Instructions to follow:
Please write out all of the records below exactly as they appear.

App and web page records
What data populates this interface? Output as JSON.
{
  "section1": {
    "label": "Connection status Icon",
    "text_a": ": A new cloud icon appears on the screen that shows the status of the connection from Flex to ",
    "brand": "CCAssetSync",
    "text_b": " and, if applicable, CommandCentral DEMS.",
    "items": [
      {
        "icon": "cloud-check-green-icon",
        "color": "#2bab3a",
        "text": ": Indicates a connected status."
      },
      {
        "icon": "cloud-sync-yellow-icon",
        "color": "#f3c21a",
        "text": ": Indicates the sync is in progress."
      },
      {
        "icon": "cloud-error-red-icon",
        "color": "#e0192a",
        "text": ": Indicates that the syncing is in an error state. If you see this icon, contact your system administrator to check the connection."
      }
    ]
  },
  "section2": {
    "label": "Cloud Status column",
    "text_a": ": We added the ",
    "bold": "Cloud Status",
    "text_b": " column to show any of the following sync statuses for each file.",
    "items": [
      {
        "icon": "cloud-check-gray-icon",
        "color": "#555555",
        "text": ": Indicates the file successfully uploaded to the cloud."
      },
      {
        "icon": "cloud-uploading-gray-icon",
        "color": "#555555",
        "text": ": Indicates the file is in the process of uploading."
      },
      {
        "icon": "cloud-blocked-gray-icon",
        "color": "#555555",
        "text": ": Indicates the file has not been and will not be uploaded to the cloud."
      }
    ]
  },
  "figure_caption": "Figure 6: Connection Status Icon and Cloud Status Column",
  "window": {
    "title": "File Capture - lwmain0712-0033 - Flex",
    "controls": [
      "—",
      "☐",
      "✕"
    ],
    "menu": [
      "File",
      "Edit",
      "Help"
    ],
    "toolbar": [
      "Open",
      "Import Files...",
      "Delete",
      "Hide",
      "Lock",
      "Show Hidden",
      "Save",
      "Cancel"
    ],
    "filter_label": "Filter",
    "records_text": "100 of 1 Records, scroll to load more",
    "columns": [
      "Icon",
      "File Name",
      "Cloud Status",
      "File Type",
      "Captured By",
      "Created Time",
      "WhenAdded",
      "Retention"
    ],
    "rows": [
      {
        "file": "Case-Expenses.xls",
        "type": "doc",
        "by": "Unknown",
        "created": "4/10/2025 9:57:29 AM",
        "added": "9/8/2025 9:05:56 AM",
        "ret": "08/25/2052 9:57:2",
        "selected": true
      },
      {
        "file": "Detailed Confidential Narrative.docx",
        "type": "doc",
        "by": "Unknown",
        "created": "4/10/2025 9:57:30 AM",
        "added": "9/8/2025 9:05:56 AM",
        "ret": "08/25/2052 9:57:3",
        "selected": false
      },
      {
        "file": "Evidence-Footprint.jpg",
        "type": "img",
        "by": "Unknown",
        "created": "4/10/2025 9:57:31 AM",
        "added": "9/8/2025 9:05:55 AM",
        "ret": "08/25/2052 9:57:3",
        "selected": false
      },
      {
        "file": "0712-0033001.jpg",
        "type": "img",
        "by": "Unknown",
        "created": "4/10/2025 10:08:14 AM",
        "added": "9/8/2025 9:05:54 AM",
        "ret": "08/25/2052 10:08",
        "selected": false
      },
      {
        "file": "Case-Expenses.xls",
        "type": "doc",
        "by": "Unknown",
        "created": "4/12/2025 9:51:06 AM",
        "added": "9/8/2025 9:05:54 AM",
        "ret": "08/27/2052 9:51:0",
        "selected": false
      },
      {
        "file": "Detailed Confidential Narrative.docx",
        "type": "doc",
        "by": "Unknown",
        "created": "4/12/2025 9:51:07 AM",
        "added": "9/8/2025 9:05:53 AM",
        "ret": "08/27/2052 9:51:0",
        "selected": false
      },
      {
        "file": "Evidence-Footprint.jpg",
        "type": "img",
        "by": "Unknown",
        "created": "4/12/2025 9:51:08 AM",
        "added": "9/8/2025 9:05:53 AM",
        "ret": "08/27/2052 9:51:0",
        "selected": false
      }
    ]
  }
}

Written solution:
What data populates this interface? Output as JSON.
{
  "section1": {
    "label": "Connection status Icon",
    "text_a": ": A new cloud icon appears on the screen that shows the status of the connection from Flex to ",
    "brand": "CCAssetSync",
    "text_b": " and, if applicable, CommandCentral DEMS.",
    "items": [
      {
        "icon": "cloud-check-green-icon",
        "color": "#2bab3a",
        "text": ": Indicates a connected status."
      },
      {
        "icon": "cloud-sync-yellow-icon",
        "color": "#f3c21a",
        "text": ": Indicates the sync is in progress."
      },
      {
        "icon": "cloud-error-red-icon",
        "color": "#e0192a",
        "text": ": Indicates that the syncing is in an error state. If you see this icon, contact your system administrator to check the connection."
      }
    ]
  },
  "section2": {
    "label": "Cloud Status column",
    "text_a": ": We added the ",
    "bold": "Cloud Status",
    "text_b": " column to show any of the following sync statuses for each file.",
    "items": [
      {
        "icon": "cloud-check-gray-icon",
        "color": "#555555",
        "text": ": Indicates the file successfully uploaded to the cloud."
      },
      {
        "icon": "cloud-uploading-gray-icon",
        "color": "#555555",
        "text": ": Indicates the file is in the process of uploading."
      },
      {
        "icon": "cloud-blocked-gray-icon",
        "color": "#555555",
        "text": ": Indicates the file has not been and will not be uploaded to the cloud."
      }
    ]
  },
  "figure_caption": "Figure 6: Connection Status Icon and Cloud Status Column",
  "window": {
    "title": "File Capture - lwmain0712-0033 - Flex",
    "controls": [
      "—",
      "☐",
      "✕"
    ],
    "menu": [
      "File",
      "Edit",
      "Help"
    ],
    "toolbar": [
      "Open",
      "Import Files...",
      "Delete",
      "Hide",
      "Lock",
      "Show Hidden",
      "Save",
      "Cancel"
    ],
    "filter_label": "Filter",
    "records_text": "100 of 1 Records, scroll to load more",
    "columns": [
      "Icon",
      "File Name",
      "Cloud Status",
      "File Type",
      "Captured By",
      "Created Time",
      "WhenAdded",
      "Retention"
    ],
    "rows": [
      {
        "file": "Case-Expenses.xls",
        "type": "doc",
        "by": "Unknown",
        "created": "4/10/2025 9:57:29 AM",
        "added": "9/8/2025 9:05:56 AM",
        "ret": "08/25/2052 9:57:2",
        "selected": true
      },
      {
        "file": "Detailed Confidential Narrative.docx",
        "type": "doc",
        "by": "Unknown",
        "created": "4/10/2025 9:57:30 AM",
        "added": "9/8/2025 9:05:56 AM",
        "ret": "08/25/2052 9:57:3",
        "selected": false
      },
      {
        "file": "Evidence-Footprint.jpg",
        "type": "img",
        "by": "Unknown",
        "created": "4/10/2025 9:57:31 AM",
        "added": "9/8/2025 9:05:55 AM",
        "ret": "08/25/2052 9:57:3",
        "selected": false
      },
      {
        "file": "0712-0033001.jpg",
        "type": "img",
        "by": "Unknown",
        "created": "4/10/2025 10:08:14 AM",
        "added": "9/8/2025 9:05:54 AM",
        "ret": "08/25/2052 10:08",
        "selected": false
      },
      {
        "file": "Case-Expenses.xls",
        "type": "doc",
        "by": "Unknown",
        "created": "4/12/2025 9:51:06 AM",
        "added": "9/8/2025 9:05:54 AM",
        "ret": "08/27/2052 9:51:0",
        "selected": false
      },
      {
        "file": "Detailed Confidential Narrative.docx",
        "type": "doc",
        "by": "Unknown",
        "created": "4/12/2025 9:51:07 AM",
        "added": "9/8/2025 9:05:53 AM",
        "ret": "08/27/2052 9:51:0",
        "selected": false
      },
      {
        "file": "Evidence-Footprint.jpg",
        "type": "img",
        "by": "Unknown",
        "created": "4/12/2025 9:51:08 AM",
        "added": "9/8/2025 9:05:53 AM",
        "ret": "08/27/2052 9:51:0",
        "selected": false
      }
    ]
  }
}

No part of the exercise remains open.